The magnitude of the resulting inflammatory response can vary widely, ranging from mild to moderately severe local symptoms e. Autoimmune Disorders Autoimmune disorders are those in which an individual's immune system attacks its own tissues and organs. The underlying causes of autoimmune disease are not well understood, but one theory is that infections or other injuries to tissues cause alterations that confuse the ability of our immune system to distinguish between "self" and "non-self".
In this way, the immune system works in a coordinated manner to monitor the body for germs or substances that might cause problems.
The two basic types of leukocytes are: If doctors are worried about a bacterial infection, they might order a blood test to see if a patient has an increased number of neutrophils triggered by the infection. Other types of phagocytes have their own jobs to make sure that the body responds appropriately to a specific type of invader.
The two kinds of lymphocytes are B lymphocytes and T lymphocytes. Lymphocytes start out in the bone marrow and either stay there and mature into B cells, or they leave for the thymus gland, where they mature into T cells. B lymphocytes and T lymphocytes have separate functions: B lymphocytes are like the body's military intelligence system, seeking out their targets and sending defenses to lock onto them.
T cells are like the soldiers, destroying the invaders that the intelligence system has identified. Here's how it works: These cells trigger the B lymphocytes to produce antibodies, which are specialized proteins that lock onto specific antigens. So if someone gets sick with a certain disease, like chickenpox, that person usually won't get sick from it again. This is also how immunizations prevent certain diseases.
An immunization introduces the body to an antigen in a way that doesn't make someone sick, but does allow the body to produce antibodies that will then protect the person from future attack by the germ or substance that produces that particular disease.
Although antibodies can recognize an antigen and lock onto it, they are not capable of destroying it without help. That's the job of the T cells, which are part of the system that destroys antigens that have been tagged by antibodies or cells that have been infected or somehow changed.
Some T cells are actually called "killer cells. Antibodies also can neutralize toxins poisonous or damaging substances produced by different organisms. Lastly, antibodies can activate a group of proteins called complement that are also part of the immune system. Complement assists in killing bacteria, viruses, or infected cells. All of these specialized cells and parts of the immune system offer the body protection against disease.
This protection is called immunity.
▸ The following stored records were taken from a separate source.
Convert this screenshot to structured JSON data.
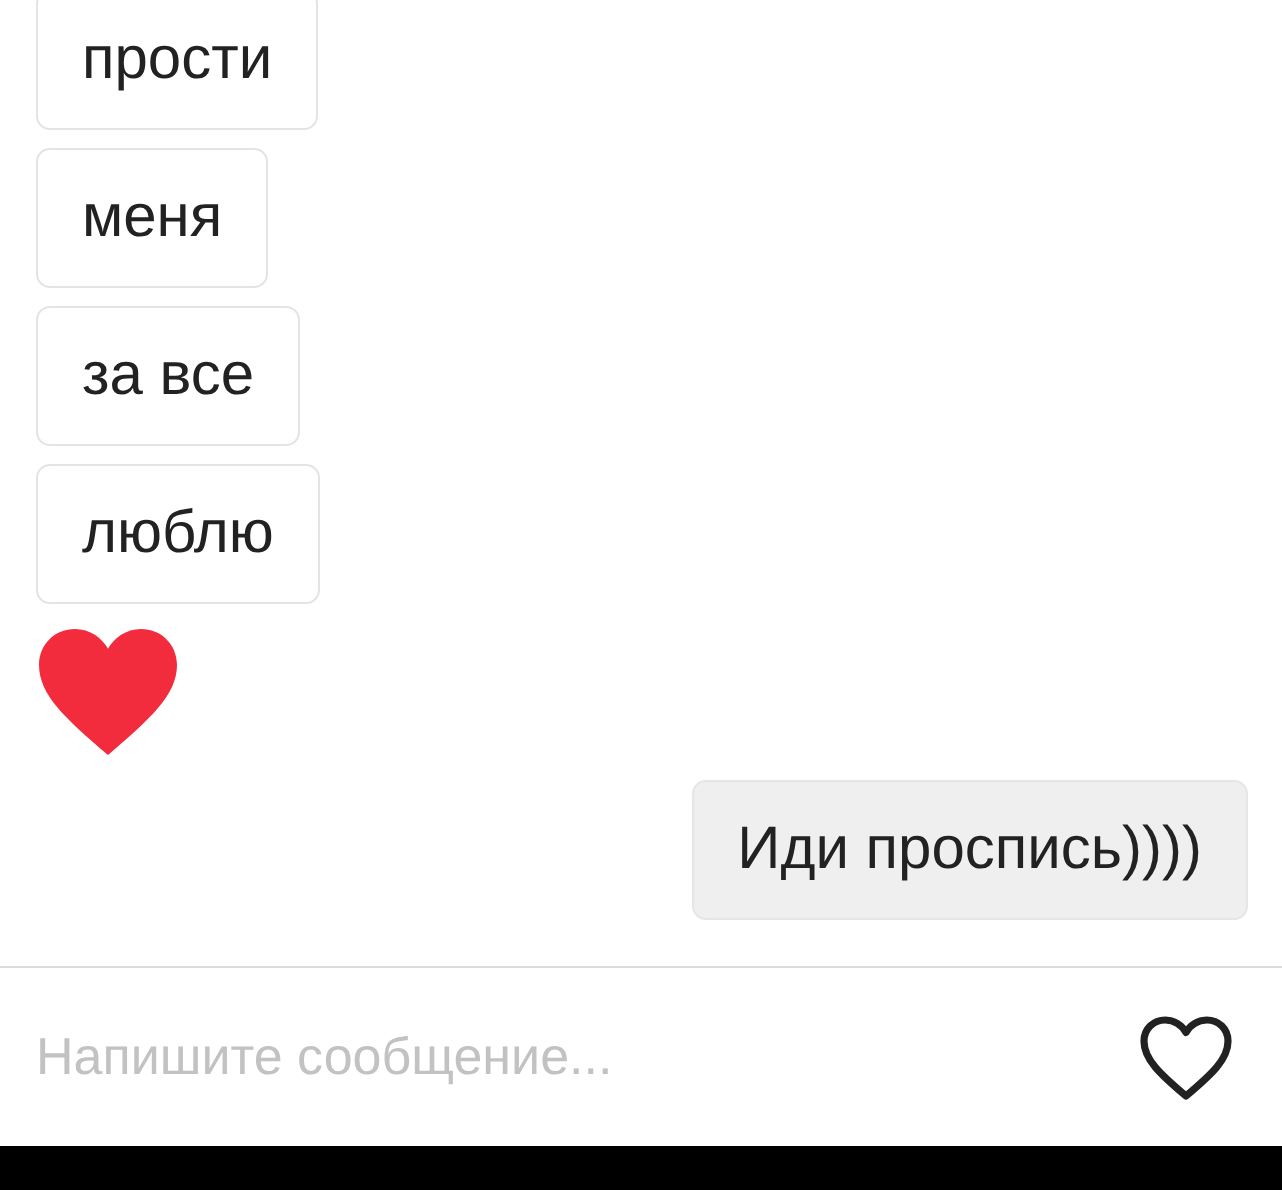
{
  "messages": [
    {
      "kind": "text",
      "outgoing": false,
      "text": "прости"
    },
    {
      "kind": "text",
      "outgoing": false,
      "text": "меня"
    },
    {
      "kind": "text",
      "outgoing": false,
      "text": "за все"
    },
    {
      "kind": "text",
      "outgoing": false,
      "text": "люблю"
    },
    {
      "kind": "heart",
      "outgoing": false
    },
    {
      "kind": "text",
      "outgoing": true,
      "text": "Иди проспись))))"
    }
  ],
  "composer": {
    "placeholder": "Напишите сообщение..."
  }
}
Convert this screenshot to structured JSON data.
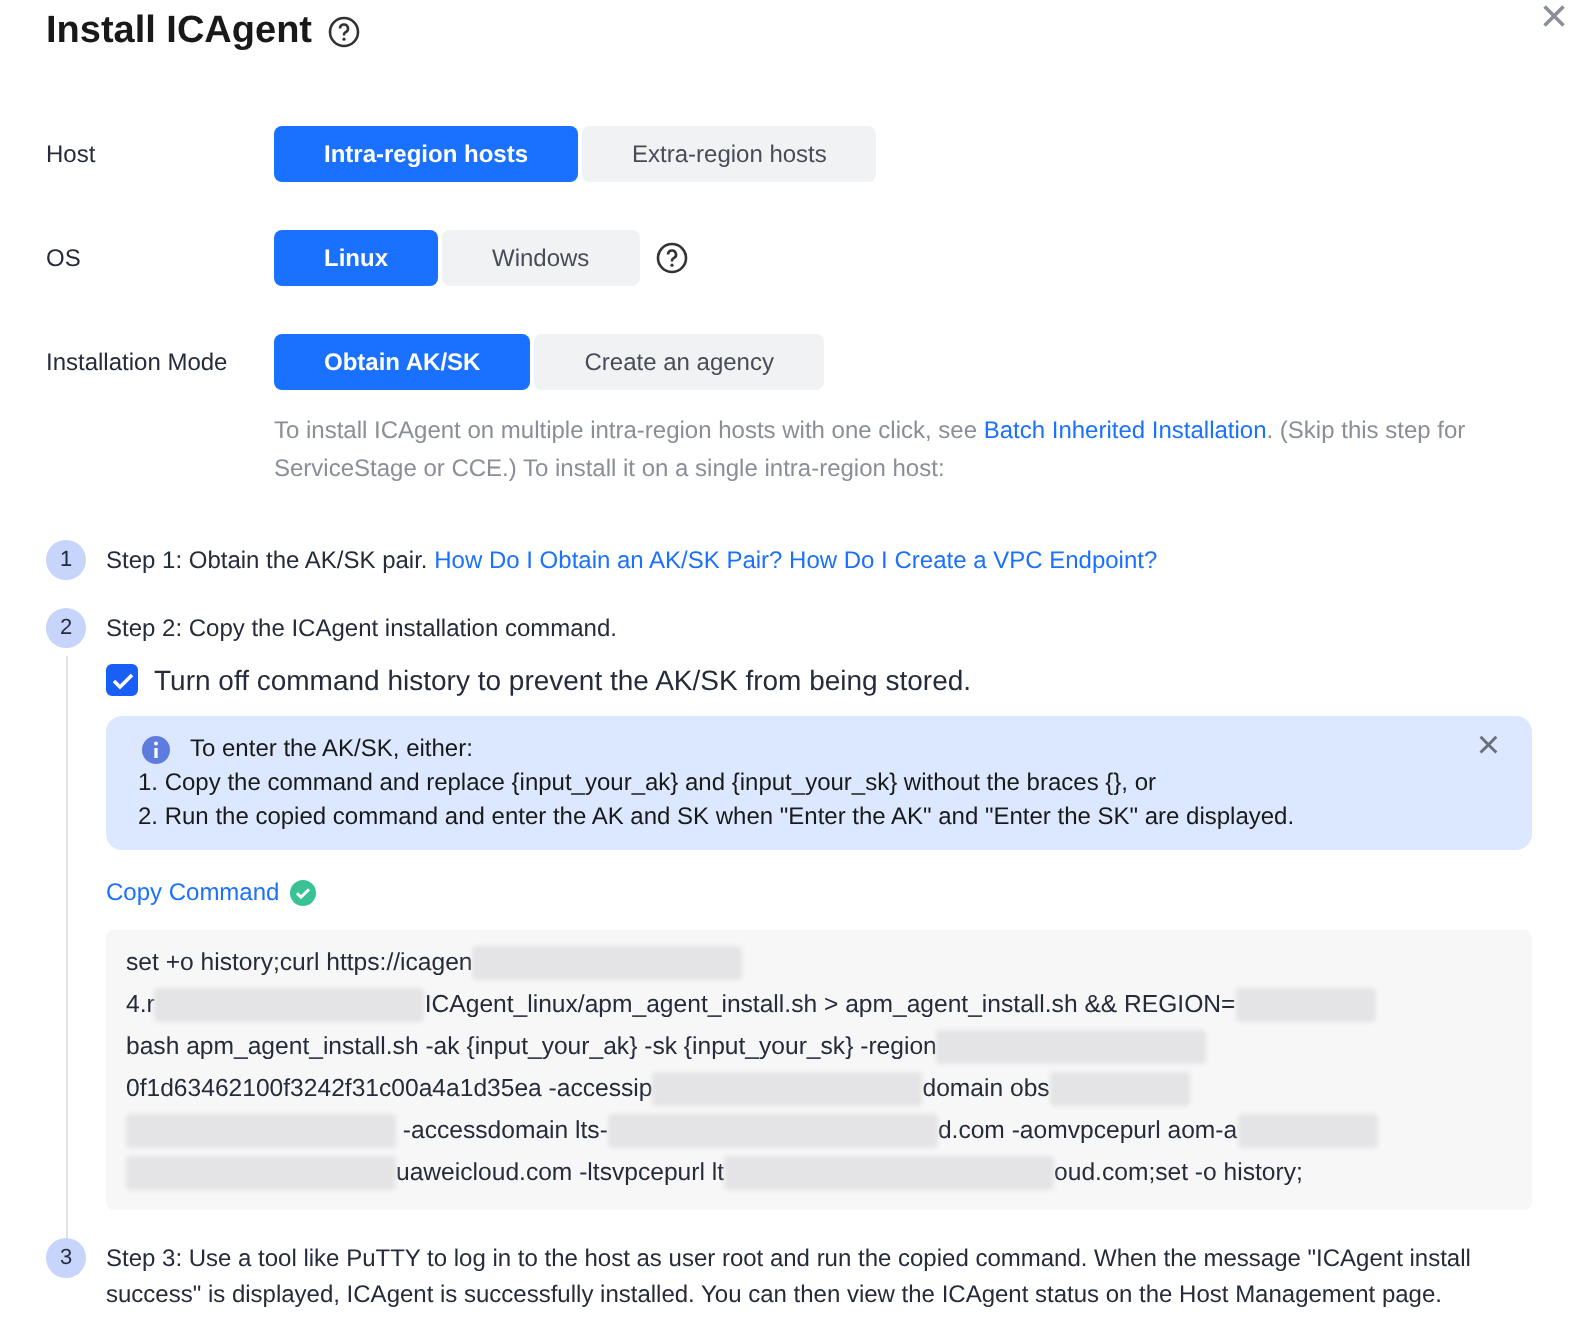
{
  "dialog": {
    "title": "Install ICAgent",
    "close_symbol": "×"
  },
  "form": [
    {
      "label": "Host",
      "help": false,
      "options": [
        {
          "label": "Intra-region hosts",
          "selected": true
        },
        {
          "label": "Extra-region hosts",
          "selected": false
        }
      ]
    },
    {
      "label": "OS",
      "help": true,
      "options": [
        {
          "label": "Linux",
          "selected": true
        },
        {
          "label": "Windows",
          "selected": false
        }
      ]
    },
    {
      "label": "Installation Mode",
      "help": false,
      "options": [
        {
          "label": "Obtain AK/SK",
          "selected": true
        },
        {
          "label": "Create an agency",
          "selected": false
        }
      ]
    }
  ],
  "description": {
    "before": "To install ICAgent on multiple intra-region hosts with one click, see ",
    "link": "Batch Inherited Installation",
    "after": ". (Skip this step for ServiceStage or CCE.) To install it on a single intra-region host:"
  },
  "steps": [
    {
      "number": "1",
      "text": "Step 1: Obtain the AK/SK pair.",
      "link": "How Do I Obtain an AK/SK Pair? How Do I Create a VPC Endpoint?"
    },
    {
      "number": "2",
      "text": "Step 2: Copy the ICAgent installation command.",
      "checkbox": {
        "label": "Turn off command history to prevent the AK/SK from being stored.",
        "checked": true
      },
      "notice": {
        "title": "To enter the AK/SK, either:",
        "lines": [
          "1. Copy the command and replace {input_your_ak} and {input_your_sk} without the braces {}, or",
          "2. Run the copied command and enter the AK and SK when \"Enter the AK\" and \"Enter the SK\" are displayed."
        ]
      },
      "copy_link": "Copy Command",
      "command_lines": [
        [
          {
            "kind": "text",
            "text": "set +o history;curl https://icagen"
          },
          {
            "kind": "redacted"
          }
        ],
        [
          {
            "kind": "text",
            "text": "4.r"
          },
          {
            "kind": "redacted"
          },
          {
            "kind": "text",
            "text": "ICAgent_linux/apm_agent_install.sh > apm_agent_install.sh && REGION="
          },
          {
            "kind": "redacted"
          }
        ],
        [
          {
            "kind": "text",
            "text": "bash apm_agent_install.sh -ak {input_your_ak} -sk {input_your_sk} -region"
          },
          {
            "kind": "redacted"
          }
        ],
        [
          {
            "kind": "text",
            "text": "0f1d63462100f3242f31c00a4a1d35ea -accessip"
          },
          {
            "kind": "redacted"
          },
          {
            "kind": "text",
            "text": "domain obs"
          },
          {
            "kind": "redacted"
          }
        ],
        [
          {
            "kind": "redacted"
          },
          {
            "kind": "text",
            "text": " -accessdomain lts-"
          },
          {
            "kind": "redacted"
          },
          {
            "kind": "text",
            "text": "d.com -aomvpcepurl aom-a"
          },
          {
            "kind": "redacted"
          }
        ],
        [
          {
            "kind": "redacted"
          },
          {
            "kind": "text",
            "text": "uaweicloud.com -ltsvpcepurl lt"
          },
          {
            "kind": "redacted"
          },
          {
            "kind": "text",
            "text": "oud.com;set -o history;"
          }
        ]
      ]
    },
    {
      "number": "3",
      "text": "Step 3: Use a tool like PuTTY to log in to the host as user root and run the copied command. When the message \"ICAgent install success\" is displayed, ICAgent is successfully installed. You can then view the ICAgent status on the Host Management page."
    }
  ]
}
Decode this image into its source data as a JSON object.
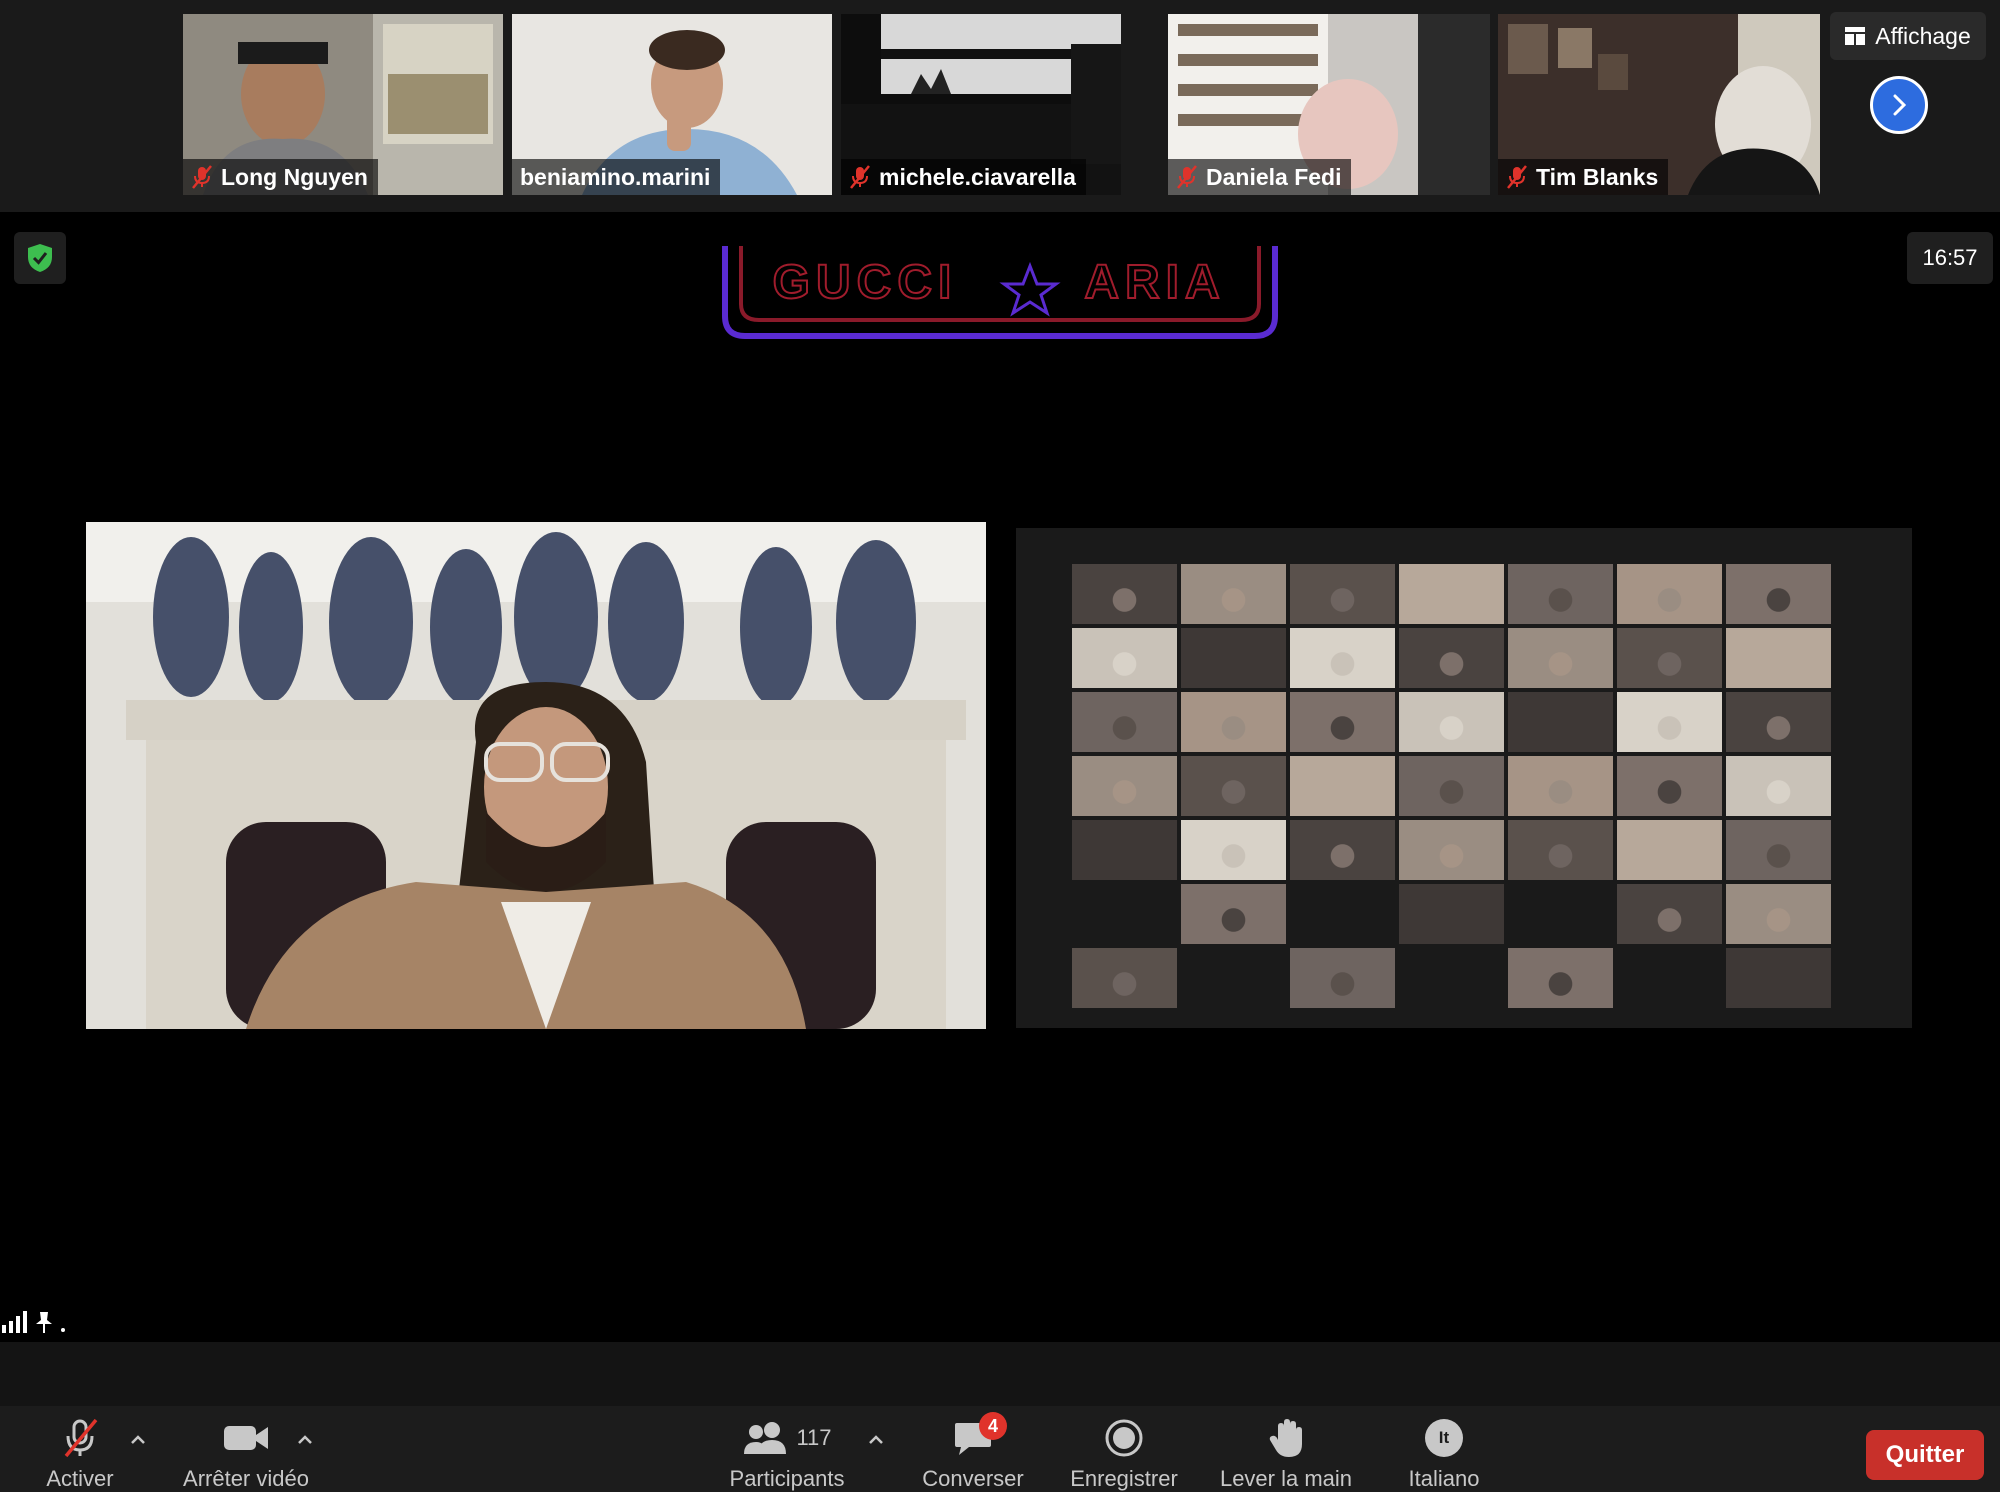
{
  "participants_strip": [
    {
      "name": "Long Nguyen",
      "muted": true
    },
    {
      "name": "beniamino.marini",
      "muted": false
    },
    {
      "name": "michele.ciavarella",
      "muted": true
    },
    {
      "name": "Daniela Fedi",
      "muted": true
    },
    {
      "name": "Tim Blanks",
      "muted": true
    }
  ],
  "view_button_label": "Affichage",
  "clock": "16:57",
  "event_sign": {
    "left": "GUCCI",
    "right": "ARIA"
  },
  "toolbar": {
    "unmute_label": "Activer",
    "stop_video_label": "Arrêter vidéo",
    "participants_label": "Participants",
    "participants_count": "117",
    "chat_label": "Converser",
    "chat_badge": "4",
    "record_label": "Enregistrer",
    "raise_hand_label": "Lever la main",
    "language_label": "Italiano",
    "language_code": "It",
    "leave_label": "Quitter"
  },
  "colors": {
    "accent_blue": "#2d6cdf",
    "leave_red": "#c8302a",
    "badge_red": "#e0332b",
    "shield_green": "#3dbe4f"
  }
}
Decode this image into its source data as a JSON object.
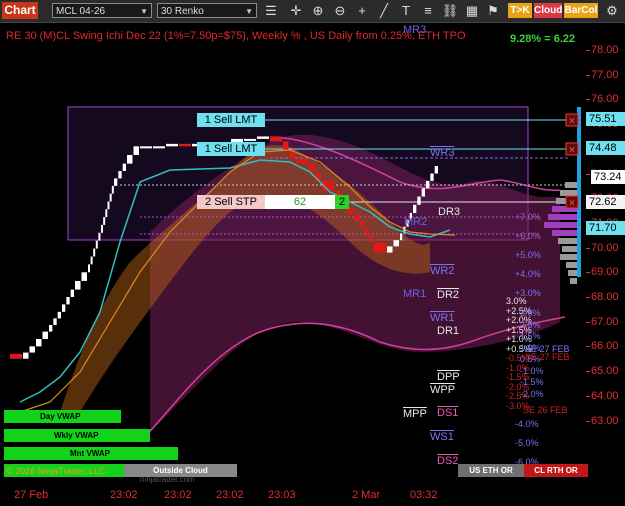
{
  "toolbar": {
    "chart_tab": "Chart",
    "symbol": "MCL 04-26",
    "interval": "30 Renko",
    "link_label": "Not Linked",
    "icons": [
      "crosshair-icon",
      "pan-icon",
      "zoom-in-icon",
      "zoom-out-icon",
      "add-icon",
      "draw-line-icon",
      "text-icon",
      "menu-icon",
      "bars-icon"
    ],
    "buttons": {
      "tok": "T>K",
      "cloud": "Cloud",
      "barcol": "BarCol"
    },
    "colors": {
      "tok": "#e8a317",
      "cloud": "#d93a4a",
      "barcol": "#e8a317"
    }
  },
  "header": {
    "title": "RE 30 (M)CL Swing Ichi Dec 22  (1%=7.50p=$75), Weekly % , US Daily from 0.25%, ETH TPO",
    "pct": "9.28% = 6.22"
  },
  "axis": {
    "ticks": [
      "78.00",
      "77.00",
      "76.00",
      "75.00",
      "74.00",
      "73.00",
      "72.00",
      "71.00",
      "70.00",
      "69.00",
      "68.00",
      "67.00",
      "66.00",
      "65.00",
      "64.00",
      "63.00"
    ],
    "last": "73.24",
    "tags": [
      "75.51",
      "74.48",
      "72.62",
      "71.70"
    ]
  },
  "orders": [
    {
      "label": "1 Sell LMT",
      "qty": ""
    },
    {
      "label": "1 Sell LMT",
      "qty": ""
    },
    {
      "label": "2 Sell STP",
      "qty": "62",
      "extra": "2"
    }
  ],
  "levels": {
    "mr3": "MR3",
    "wr3": "WR3",
    "mr2": "MR2",
    "dr3": "DR3",
    "wr2": "WR2",
    "mr1": "MR1",
    "dr2": "DR2",
    "wr1": "WR1",
    "dr1": "DR1",
    "dpp": "DPP",
    "wpp": "WPP",
    "mpp": "MPP",
    "ds1": "DS1",
    "ws1": "WS1",
    "ds2": "DS2"
  },
  "weekly_pct": [
    "+7.0%",
    "+6.0%",
    "+5.0%",
    "+4.0%",
    "+3.0%",
    "-4.0%",
    "-5.0%",
    "-6.0%"
  ],
  "daily_pct": [
    "3.0%",
    "+2.5%",
    "+2.0%",
    "+1.5%",
    "+1.0%",
    "+0.5%",
    "-0.5%",
    "-1.0%",
    "-1.5%",
    "-2.0%",
    "-2.5%",
    "-3.0%"
  ],
  "daily_pct_right": [
    "3.0%",
    "2.5%",
    "1.5%",
    "1.0%",
    "0.5%",
    "-1.0%",
    "-1.5%",
    "-2.0%"
  ],
  "settlements": {
    "se27": "SE 27 FEB",
    "se27b": "SE 27 FEB",
    "se26": "SE 26 FEB"
  },
  "bottom_bars": {
    "day_vwap": "Day VWAP",
    "wkly_vwap": "Wkly VWAP",
    "mnt_vwap": "Mnt VWAP",
    "outside_cloud": "Outside Cloud",
    "copyright": "© 2026 NinjaTrader, LLC",
    "watermark": "ninjatrader.com",
    "us_eth": "US ETH OR",
    "cl_rth": "CL RTH OR"
  },
  "time_axis": [
    "27 Feb",
    "23:02",
    "23:02",
    "23:02",
    "23:03",
    "2 Mar",
    "03:32"
  ],
  "chart_data": {
    "type": "line",
    "series": [
      {
        "values": [
          65.7,
          65.5,
          66.0,
          66.6,
          67.4,
          68.3,
          69.0,
          70.6,
          72.5,
          73.4,
          74.1,
          74.1,
          74.1,
          74.2,
          74.1,
          74.2,
          74.0,
          74.1,
          74.4,
          74.4,
          74.5,
          74.3,
          73.6,
          73.4,
          72.7,
          72.3,
          71.6,
          71.1,
          70.2,
          69.8,
          70.3,
          71.4,
          72.4,
          73.3
        ]
      }
    ],
    "ylim": [
      63.0,
      78.5
    ]
  }
}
Immunity Humans have three types of immunity — innate, adaptive, and passive: Innate Immunity Everyone is born with innate or natural immunity, a type of general protection. Many of the germs that affect other species don't harm us.
For example, the viruses that cause leukemia in cats or distemper in dogs don't affect humans. Innate immunity also includes the external barriers of the body, like the skin and mucous membranes like those that line the nose, throat, and gastrointestinal tractwhich are the first line of defense in preventing diseases from entering the body.